Reflecting on our experiences at the NAWMBA event, we were all glad to have participated and have had the opportunity to represent UMT in this exciting new forum. After an enjoyable drive down to DC on Friday evening following the East region’s Philabundance volunteering event, Sarita, Kitu and myself (Iman) met up with Meeta for the Key Note Address on Saturday morning by Lorna Davis, former President of Nabisco. The captivating topic of this keynote was “Branding Yourself.”

As women in consulting, and business generally, we are always on the lookout for individuals to look up to who “have it all” – a successful professional career and a fulfilling personal life. Lorna Davis is certainly someone who had “done it all.” She led a top division in a Fortune 100 company, traveled widely throughout a global career, and supported environmental causes, so we listened closely.

Davis began by asking audience members to think of themselves as having their own personal brand in order to answer the question: how can we best present ourselves to others? First, it is essential to know yourself intimately and be aware of your goals in order to develop the right habits and practices to develop your brand. This self-awareness, however, does not come easily and requires a great deal of self-awareness and discipline. To know ourselves better, Davis recommended that we seek out experiences that make us uncomfortable, like working abroad, to understand how we react under pressure when out of our comfort zone.

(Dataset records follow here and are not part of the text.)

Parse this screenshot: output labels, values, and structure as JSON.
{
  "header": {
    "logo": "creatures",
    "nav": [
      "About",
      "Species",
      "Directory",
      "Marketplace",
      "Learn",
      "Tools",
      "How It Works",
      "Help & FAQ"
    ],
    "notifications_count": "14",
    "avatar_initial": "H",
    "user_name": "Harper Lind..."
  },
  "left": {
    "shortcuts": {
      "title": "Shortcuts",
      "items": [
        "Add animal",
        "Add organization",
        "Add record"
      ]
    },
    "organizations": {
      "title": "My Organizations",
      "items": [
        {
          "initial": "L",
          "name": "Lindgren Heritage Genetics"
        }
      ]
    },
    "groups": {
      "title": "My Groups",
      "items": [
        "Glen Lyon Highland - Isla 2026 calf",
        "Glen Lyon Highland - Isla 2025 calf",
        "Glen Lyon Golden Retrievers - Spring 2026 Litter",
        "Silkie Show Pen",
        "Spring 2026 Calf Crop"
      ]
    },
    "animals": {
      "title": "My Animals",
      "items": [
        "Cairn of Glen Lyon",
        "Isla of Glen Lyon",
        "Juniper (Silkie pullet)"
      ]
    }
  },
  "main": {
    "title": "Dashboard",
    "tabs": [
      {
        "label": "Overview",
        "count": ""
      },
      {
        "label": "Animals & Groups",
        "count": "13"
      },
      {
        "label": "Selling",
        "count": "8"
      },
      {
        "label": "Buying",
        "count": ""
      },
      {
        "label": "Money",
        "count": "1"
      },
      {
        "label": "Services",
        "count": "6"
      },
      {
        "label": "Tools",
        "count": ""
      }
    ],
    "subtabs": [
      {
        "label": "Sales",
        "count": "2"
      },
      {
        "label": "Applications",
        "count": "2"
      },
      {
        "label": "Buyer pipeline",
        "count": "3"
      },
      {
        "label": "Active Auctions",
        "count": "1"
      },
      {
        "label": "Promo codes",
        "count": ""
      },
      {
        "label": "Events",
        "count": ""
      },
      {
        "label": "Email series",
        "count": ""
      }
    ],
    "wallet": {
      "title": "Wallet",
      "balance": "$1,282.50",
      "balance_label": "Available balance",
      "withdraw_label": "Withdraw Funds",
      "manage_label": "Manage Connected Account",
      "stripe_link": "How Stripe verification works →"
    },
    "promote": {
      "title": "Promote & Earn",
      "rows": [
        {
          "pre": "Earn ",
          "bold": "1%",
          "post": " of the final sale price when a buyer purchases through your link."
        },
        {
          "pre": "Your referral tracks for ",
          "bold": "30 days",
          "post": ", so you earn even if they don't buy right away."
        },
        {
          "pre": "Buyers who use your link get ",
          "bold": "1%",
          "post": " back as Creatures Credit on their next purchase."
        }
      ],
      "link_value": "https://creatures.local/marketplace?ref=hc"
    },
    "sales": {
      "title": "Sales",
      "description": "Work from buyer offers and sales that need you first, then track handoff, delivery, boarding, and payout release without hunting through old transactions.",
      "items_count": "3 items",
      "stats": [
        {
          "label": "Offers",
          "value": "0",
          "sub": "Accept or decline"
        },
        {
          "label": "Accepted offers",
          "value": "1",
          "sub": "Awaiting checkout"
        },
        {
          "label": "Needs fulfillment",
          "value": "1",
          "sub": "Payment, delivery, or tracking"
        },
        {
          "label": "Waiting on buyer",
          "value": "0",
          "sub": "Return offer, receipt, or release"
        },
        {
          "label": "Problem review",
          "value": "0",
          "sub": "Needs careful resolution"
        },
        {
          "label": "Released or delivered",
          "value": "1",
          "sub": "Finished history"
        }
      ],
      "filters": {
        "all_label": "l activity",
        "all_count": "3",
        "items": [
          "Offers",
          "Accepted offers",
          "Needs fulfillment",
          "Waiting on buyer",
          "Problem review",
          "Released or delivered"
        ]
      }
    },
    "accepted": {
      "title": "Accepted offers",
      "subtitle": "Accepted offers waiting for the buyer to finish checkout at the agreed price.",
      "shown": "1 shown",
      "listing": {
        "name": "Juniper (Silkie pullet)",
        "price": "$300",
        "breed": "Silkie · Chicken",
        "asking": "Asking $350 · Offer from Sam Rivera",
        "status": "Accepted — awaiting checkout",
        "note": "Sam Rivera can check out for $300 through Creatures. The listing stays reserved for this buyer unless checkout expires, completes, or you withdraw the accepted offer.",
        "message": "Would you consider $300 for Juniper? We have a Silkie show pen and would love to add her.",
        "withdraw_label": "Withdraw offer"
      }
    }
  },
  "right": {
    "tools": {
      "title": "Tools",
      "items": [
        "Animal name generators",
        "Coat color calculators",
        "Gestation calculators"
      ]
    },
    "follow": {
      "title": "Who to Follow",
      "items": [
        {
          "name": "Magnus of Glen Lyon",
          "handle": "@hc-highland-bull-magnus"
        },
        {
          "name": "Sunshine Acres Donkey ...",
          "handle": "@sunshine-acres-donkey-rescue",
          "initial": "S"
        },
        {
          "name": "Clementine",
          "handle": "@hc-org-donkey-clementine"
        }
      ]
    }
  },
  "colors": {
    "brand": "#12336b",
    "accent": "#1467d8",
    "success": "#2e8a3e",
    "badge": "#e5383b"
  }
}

Davis’ wisdom has been won through experience. Even at the pinnacle of her career, she admitted to being plagued by self-doubt. One audience member asked, “What keeps you up at night”? Her response was startling, yet all too familiar – she said she often lies awake, berating herself asking, “Am I mean and nasty? Am I fat and unattractive?” Her advice was to invite the voices in and challenge them head on or agree to the point of absurdity until you laugh at yourself. However we deal with them, we should realize that the voices hate the light and only grow stronger if we try to push them aside or ignore them. Davis also confessed a tendency towards bullying when she perceived weaknesses in others that she saw and did not like in herself. To counter this impulse, she made it a habit to ask herself before speaking “Is it kind? Is it necessary? Is it true?” Asking these three questions ensured that she represented her best self to anyone she interacted with – good advice for all of us.